TASK INSTRUCTIONS.
Output the entries underneath exactly as they are.

DATASET RECORDS.
——
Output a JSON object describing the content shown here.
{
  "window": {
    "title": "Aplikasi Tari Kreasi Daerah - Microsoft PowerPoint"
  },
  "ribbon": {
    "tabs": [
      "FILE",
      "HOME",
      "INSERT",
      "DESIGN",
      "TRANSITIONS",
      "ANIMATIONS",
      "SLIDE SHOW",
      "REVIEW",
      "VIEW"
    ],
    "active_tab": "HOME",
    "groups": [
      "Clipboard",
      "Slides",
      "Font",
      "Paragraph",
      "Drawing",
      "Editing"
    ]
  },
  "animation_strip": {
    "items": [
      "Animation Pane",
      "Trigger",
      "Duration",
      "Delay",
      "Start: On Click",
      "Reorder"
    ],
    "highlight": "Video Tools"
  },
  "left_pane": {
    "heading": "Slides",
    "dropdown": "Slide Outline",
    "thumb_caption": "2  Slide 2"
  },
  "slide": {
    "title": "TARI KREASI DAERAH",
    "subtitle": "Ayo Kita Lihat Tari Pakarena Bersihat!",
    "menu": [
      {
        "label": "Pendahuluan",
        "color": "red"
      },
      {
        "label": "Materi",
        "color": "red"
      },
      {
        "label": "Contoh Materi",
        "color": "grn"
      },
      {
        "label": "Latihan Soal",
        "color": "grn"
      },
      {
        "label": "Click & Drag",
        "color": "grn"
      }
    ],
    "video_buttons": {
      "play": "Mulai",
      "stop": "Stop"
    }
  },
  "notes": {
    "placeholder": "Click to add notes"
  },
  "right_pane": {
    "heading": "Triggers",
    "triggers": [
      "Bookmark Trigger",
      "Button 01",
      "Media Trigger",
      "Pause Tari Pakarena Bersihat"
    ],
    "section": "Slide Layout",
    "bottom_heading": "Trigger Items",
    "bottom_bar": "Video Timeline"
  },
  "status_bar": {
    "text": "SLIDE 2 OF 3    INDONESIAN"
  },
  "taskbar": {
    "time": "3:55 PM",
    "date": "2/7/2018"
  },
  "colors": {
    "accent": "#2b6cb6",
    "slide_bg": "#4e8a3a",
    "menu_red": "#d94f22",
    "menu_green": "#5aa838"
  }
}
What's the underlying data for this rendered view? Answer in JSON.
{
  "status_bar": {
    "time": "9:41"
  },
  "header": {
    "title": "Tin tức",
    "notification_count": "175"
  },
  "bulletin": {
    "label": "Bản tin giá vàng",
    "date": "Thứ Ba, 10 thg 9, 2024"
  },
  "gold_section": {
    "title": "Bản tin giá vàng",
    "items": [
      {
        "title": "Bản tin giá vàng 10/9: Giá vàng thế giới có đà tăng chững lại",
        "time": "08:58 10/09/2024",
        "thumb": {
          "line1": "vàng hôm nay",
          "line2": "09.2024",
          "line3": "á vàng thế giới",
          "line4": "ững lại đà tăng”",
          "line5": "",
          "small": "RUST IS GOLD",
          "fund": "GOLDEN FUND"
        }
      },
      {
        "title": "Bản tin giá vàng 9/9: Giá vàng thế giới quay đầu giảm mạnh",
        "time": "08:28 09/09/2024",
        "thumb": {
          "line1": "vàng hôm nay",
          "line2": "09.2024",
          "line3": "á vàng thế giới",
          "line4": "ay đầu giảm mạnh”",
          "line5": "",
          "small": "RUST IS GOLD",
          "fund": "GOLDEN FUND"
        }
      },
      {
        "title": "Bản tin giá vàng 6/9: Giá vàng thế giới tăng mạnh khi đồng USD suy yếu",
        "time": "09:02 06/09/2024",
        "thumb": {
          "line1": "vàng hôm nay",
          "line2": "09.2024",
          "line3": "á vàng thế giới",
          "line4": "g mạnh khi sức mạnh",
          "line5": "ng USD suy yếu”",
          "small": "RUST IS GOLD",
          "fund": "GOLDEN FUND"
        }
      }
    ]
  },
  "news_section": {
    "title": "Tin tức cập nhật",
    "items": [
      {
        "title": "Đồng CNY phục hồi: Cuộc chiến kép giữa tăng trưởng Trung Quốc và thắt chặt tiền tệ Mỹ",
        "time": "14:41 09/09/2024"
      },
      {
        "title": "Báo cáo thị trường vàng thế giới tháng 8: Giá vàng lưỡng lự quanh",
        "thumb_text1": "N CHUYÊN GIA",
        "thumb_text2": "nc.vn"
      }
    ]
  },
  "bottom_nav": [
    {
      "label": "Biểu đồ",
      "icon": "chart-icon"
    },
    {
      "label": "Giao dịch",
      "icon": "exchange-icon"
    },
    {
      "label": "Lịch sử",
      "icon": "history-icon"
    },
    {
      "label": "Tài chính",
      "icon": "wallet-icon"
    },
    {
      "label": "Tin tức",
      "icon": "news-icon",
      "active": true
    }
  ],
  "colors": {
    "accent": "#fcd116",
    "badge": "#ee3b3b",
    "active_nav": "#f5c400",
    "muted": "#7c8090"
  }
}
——
FINISHED EXERCISE.
Output a JSON object describing the content shown here.
{
  "window": {
    "title": "Aplikasi Tari Kreasi Daerah - Microsoft PowerPoint"
  },
  "ribbon": {
    "tabs": [
      "FILE",
      "HOME",
      "INSERT",
      "DESIGN",
      "TRANSITIONS",
      "ANIMATIONS",
      "SLIDE SHOW",
      "REVIEW",
      "VIEW"
    ],
    "active_tab": "HOME",
    "groups": [
      "Clipboard",
      "Slides",
      "Font",
      "Paragraph",
      "Drawing",
      "Editing"
    ]
  },
  "animation_strip": {
    "items": [
      "Animation Pane",
      "Trigger",
      "Duration",
      "Delay",
      "Start: On Click",
      "Reorder"
    ],
    "highlight": "Video Tools"
  },
  "left_pane": {
    "heading": "Slides",
    "dropdown": "Slide Outline",
    "thumb_caption": "2  Slide 2"
  },
  "slide": {
    "title": "TARI KREASI DAERAH",
    "subtitle": "Ayo Kita Lihat Tari Pakarena Bersihat!",
    "menu": [
      {
        "label": "Pendahuluan",
        "color": "red"
      },
      {
        "label": "Materi",
        "color": "red"
      },
      {
        "label": "Contoh Materi",
        "color": "grn"
      },
      {
        "label": "Latihan Soal",
        "color": "grn"
      },
      {
        "label": "Click & Drag",
        "color": "grn"
      }
    ],
    "video_buttons": {
      "play": "Mulai",
      "stop": "Stop"
    }
  },
  "notes": {
    "placeholder": "Click to add notes"
  },
  "right_pane": {
    "heading": "Triggers",
    "triggers": [
      "Bookmark Trigger",
      "Button 01",
      "Media Trigger",
      "Pause Tari Pakarena Bersihat"
    ],
    "section": "Slide Layout",
    "bottom_heading": "Trigger Items",
    "bottom_bar": "Video Timeline"
  },
  "status_bar": {
    "text": "SLIDE 2 OF 3    INDONESIAN"
  },
  "taskbar": {
    "time": "3:55 PM",
    "date": "2/7/2018"
  },
  "colors": {
    "accent": "#2b6cb6",
    "slide_bg": "#4e8a3a",
    "menu_red": "#d94f22",
    "menu_green": "#5aa838"
  }
}
What's the underlying data for this rendered view? Answer in JSON.
{
  "status_bar": {
    "time": "9:41"
  },
  "header": {
    "title": "Tin tức",
    "notification_count": "175"
  },
  "bulletin": {
    "label": "Bản tin giá vàng",
    "date": "Thứ Ba, 10 thg 9, 2024"
  },
  "gold_section": {
    "title": "Bản tin giá vàng",
    "items": [
      {
        "title": "Bản tin giá vàng 10/9: Giá vàng thế giới có đà tăng chững lại",
        "time": "08:58 10/09/2024",
        "thumb": {
          "line1": "vàng hôm nay",
          "line2": "09.2024",
          "line3": "á vàng thế giới",
          "line4": "ững lại đà tăng”",
          "line5": "",
          "small": "RUST IS GOLD",
          "fund": "GOLDEN FUND"
        }
      },
      {
        "title": "Bản tin giá vàng 9/9: Giá vàng thế giới quay đầu giảm mạnh",
        "time": "08:28 09/09/2024",
        "thumb": {
          "line1": "vàng hôm nay",
          "line2": "09.2024",
          "line3": "á vàng thế giới",
          "line4": "ay đầu giảm mạnh”",
          "line5": "",
          "small": "RUST IS GOLD",
          "fund": "GOLDEN FUND"
        }
      },
      {
        "title": "Bản tin giá vàng 6/9: Giá vàng thế giới tăng mạnh khi đồng USD suy yếu",
        "time": "09:02 06/09/2024",
        "thumb": {
          "line1": "vàng hôm nay",
          "line2": "09.2024",
          "line3": "á vàng thế giới",
          "line4": "g mạnh khi sức mạnh",
          "line5": "ng USD suy yếu”",
          "small": "RUST IS GOLD",
          "fund": "GOLDEN FUND"
        }
      }
    ]
  },
  "news_section": {
    "title": "Tin tức cập nhật",
    "items": [
      {
        "title": "Đồng CNY phục hồi: Cuộc chiến kép giữa tăng trưởng Trung Quốc và thắt chặt tiền tệ Mỹ",
        "time": "14:41 09/09/2024"
      },
      {
        "title": "Báo cáo thị trường vàng thế giới tháng 8: Giá vàng lưỡng lự quanh",
        "thumb_text1": "N CHUYÊN GIA",
        "thumb_text2": "nc.vn"
      }
    ]
  },
  "bottom_nav": [
    {
      "label": "Biểu đồ",
      "icon": "chart-icon"
    },
    {
      "label": "Giao dịch",
      "icon": "exchange-icon"
    },
    {
      "label": "Lịch sử",
      "icon": "history-icon"
    },
    {
      "label": "Tài chính",
      "icon": "wallet-icon"
    },
    {
      "label": "Tin tức",
      "icon": "news-icon",
      "active": true
    }
  ],
  "colors": {
    "accent": "#fcd116",
    "badge": "#ee3b3b",
    "active_nav": "#f5c400",
    "muted": "#7c8090"
  }
}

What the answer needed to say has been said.